After living here for well over a year I finally was able to find time to start organizing the shop and work on my long neglected furniture projects. I'm still, after over seven years trying to post more pictures of the shop with tools. I have finally removed boxes in there from our move. Our Chrysler Town & Country van even fits in the garage half along with my custom PT Cruiser. I’ve finally started posting a few interior shots and photos of some of my work. More will be coming, I promise. It’s started to be exciting again. And, with the possibility of adding air conditioning I'm even more excited.


The compleated building can be seen below.

More recently we’ve painted the shop/garage building to match the new paint on the house. Now the house and all our out buildings are the same colors. You can also see some of the landscaping we’ve added to our acre of land. Like everything else the landscaping project is endless. It’s amazing how far we’ve come in a short period of time, but it’s a long way from being “finished.”  I am enjoying my workshop/garage!

This website was created and is maintained by Don Bullock.

He can be reached at basithd@yahoo.com

All material on this website is copyright by Donald W. Bullock

All rights are reserved

Using some software on my computer I drew up some plans of what I wanted my workshop/garage to look like. The software I had allowed me to experiment with the layout of shelves, cabinets, woodworking tools, vehicles and just about anything else. It also provided me the opportunity to layout a plan for electrical outlets and lighting which I eventually gave to my electrician.


After investigating what local contractors would charge for the basic building I contacted Tuff Shed to see what they could do. Their price for the walls, roof and doors came in well below the estimates from contractors. Pam and I decided to sign a contract with them for the job.

As happens on any project like this we suddenly had a big hiccup in our plans. Originally we had planned to just have the structure and electrical work done at this time and add insulation and drywall later. We discovered that the building had to have fire sprinklers added. Our contractor came up with two choices that the county would allow. One was to install the sprinklers using copper pipe OR use plastic pipe and add drywall.


Since adding insulation and drywall was planned for later we decided to bite the bullet and expand our budget then rather than later. While I'm not certain exactly how much we saved using plastic pipe instead of copper I know it was a considerable saving. As we got into the project we were certainly glad that we made that decision. It saved a lot of hassle and makes addind air conditioning in the future a possibility.

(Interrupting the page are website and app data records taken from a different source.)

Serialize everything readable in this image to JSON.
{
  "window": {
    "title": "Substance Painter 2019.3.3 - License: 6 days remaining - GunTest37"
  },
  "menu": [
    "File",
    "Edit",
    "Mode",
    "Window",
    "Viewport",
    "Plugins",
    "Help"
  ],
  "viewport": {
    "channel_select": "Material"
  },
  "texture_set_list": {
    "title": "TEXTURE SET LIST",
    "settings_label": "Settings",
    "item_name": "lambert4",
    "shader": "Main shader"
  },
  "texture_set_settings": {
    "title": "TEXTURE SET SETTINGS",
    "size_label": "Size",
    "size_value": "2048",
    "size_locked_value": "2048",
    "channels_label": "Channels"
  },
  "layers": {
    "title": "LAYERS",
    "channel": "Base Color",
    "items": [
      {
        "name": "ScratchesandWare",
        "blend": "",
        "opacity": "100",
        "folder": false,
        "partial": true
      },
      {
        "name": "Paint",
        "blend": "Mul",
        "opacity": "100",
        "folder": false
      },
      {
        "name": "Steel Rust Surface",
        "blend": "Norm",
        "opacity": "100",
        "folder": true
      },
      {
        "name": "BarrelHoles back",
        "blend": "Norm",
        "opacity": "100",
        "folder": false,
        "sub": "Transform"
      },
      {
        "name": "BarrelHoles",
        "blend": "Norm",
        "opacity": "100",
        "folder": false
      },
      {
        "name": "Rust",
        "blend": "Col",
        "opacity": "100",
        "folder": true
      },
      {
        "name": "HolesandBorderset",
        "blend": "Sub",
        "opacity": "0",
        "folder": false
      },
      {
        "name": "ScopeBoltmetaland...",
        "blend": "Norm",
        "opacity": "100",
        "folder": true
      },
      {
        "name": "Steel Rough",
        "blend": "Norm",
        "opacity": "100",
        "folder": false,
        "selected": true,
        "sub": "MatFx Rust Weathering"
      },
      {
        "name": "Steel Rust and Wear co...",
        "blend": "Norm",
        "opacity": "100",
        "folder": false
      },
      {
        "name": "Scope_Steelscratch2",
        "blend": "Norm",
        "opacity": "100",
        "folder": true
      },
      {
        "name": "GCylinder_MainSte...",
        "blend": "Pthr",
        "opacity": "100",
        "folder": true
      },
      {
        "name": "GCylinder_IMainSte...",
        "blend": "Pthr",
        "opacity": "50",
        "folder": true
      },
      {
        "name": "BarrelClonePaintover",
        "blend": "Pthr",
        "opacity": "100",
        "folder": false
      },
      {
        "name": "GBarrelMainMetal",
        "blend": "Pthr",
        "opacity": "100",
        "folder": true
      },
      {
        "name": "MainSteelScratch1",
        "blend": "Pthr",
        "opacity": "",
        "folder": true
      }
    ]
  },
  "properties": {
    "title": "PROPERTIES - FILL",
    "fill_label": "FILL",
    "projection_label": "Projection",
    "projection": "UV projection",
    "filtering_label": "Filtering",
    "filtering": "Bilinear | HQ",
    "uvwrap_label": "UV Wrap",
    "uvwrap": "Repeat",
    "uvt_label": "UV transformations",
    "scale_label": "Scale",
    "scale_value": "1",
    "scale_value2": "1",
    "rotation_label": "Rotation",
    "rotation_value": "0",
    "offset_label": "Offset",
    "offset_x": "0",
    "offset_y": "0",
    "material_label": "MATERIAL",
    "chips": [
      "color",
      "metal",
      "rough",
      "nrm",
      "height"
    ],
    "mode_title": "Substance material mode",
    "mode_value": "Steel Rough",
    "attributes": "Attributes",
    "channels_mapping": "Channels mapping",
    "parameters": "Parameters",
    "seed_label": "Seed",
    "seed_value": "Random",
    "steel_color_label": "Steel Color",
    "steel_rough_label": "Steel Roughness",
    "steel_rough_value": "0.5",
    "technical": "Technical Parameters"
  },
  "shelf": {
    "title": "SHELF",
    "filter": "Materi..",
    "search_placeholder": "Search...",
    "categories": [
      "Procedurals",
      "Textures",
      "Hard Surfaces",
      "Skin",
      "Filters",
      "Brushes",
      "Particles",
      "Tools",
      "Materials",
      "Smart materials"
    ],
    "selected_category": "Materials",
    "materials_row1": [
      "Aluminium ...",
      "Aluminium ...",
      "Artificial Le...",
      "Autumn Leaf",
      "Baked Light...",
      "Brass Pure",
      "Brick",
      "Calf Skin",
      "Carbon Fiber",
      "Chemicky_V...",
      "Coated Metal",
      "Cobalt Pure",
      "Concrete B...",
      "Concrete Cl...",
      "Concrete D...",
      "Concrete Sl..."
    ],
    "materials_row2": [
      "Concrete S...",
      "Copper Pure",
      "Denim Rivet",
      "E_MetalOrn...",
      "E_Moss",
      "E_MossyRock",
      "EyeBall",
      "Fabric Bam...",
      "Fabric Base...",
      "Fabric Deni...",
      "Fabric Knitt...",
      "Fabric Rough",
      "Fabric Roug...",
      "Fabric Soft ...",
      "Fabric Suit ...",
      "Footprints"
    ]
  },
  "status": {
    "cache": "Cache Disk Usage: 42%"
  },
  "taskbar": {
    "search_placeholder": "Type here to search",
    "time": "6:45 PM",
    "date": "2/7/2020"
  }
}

There is a lot of information on our home, dogs and property elsewhere on this website. The information on our home and property can be found at, Our Home - Rancho Relaxo. While I try to keep that portion of the website up to date that's almost impossible but it still gives an idea of where we and our dogs live.